A list of Errata has been added on 14th February 2022.

Martin Roth is an associate professor in the Graduate School of Core Ethics and Frontier Sciences at Ritsumeikan University and research fellow at the Hochschule der Medien Stuttgart. He works on videogames and digital space.

Hiroshi Yoshida is an associate professor at the Department of Aesthetics, the Graduate School of Humanities and Sociology, at the University of Tokyo; he is also working as a visiting professor at Leipzig University since 2017. He has published extensively on aesthetics, musicology, and game studies in both Western and Asian languages.

Martin Picard is a Visiting Lecturer and Research Fellow in Japanese studies at Leipzig University.
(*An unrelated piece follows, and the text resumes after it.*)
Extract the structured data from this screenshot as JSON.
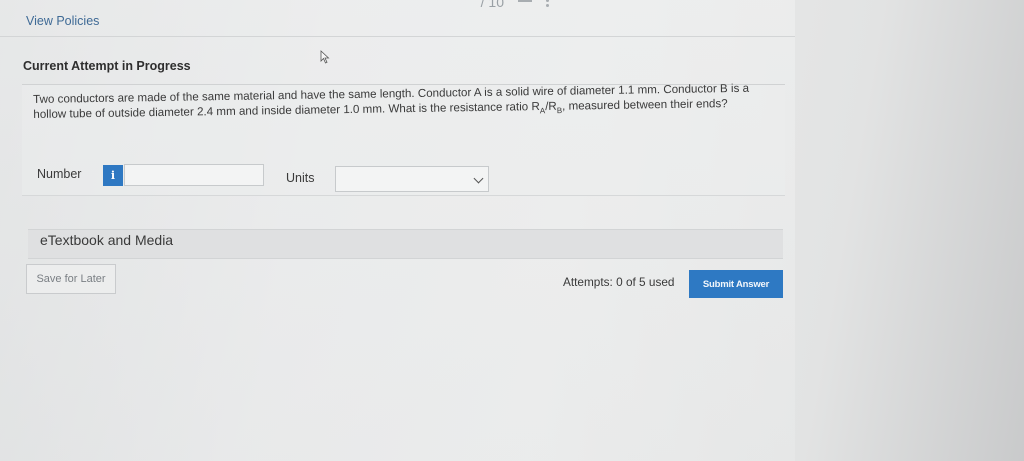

Previously, he has been awarded of a Japan Foundation Research Fellowship on Japanese video game culture. His teaching and research interests cover Japanese video games and cinema, as well as video game history and aesthetics.


Table of Contents
Table of Contents
Martin Roth, Hiroshi Yoshida, Martin Picard
Martin Picard
The (Sub) Culture(s) of Videogames in Japan
Yasuo Kawasaki
Focusing on Game Centers in Japan (Column)
Dorothea Mladenova
The Case of Online Funeral Discounters
Masako Hashimoto
A Manga Adaptation of Can't be Howlin' at the Moon and the Problem of War Poetry
Tani Levy
A Cultural Genre Discourse of Japanese Isekai Texts and Their Origin in Online Participatory Culture
Zoltan Kacsuk
Revisiting Azuma's "Otaku: Japan's Database Animals" Twenty Years On
Luca Bruno
Exploring the Potential of Data-driven Examinations of Visual Novel Characters
Kyohei Ito
A Philosophical Approach to Mirror Image and Shadow
Stevie Suan
Acting Across Borders in the Platform Society
Melanie Fritsch
An experience report
Juhyung Shin
Where We Play, Where We Learn (Column)
Fanny Barnabé
Deconstruction and Recodification of Pokémon Games' Communicative Structures
Martin Roth, Peter Mühleder
Cross-Platform Community Practice in and Beyond Dark Souls
On the Contributors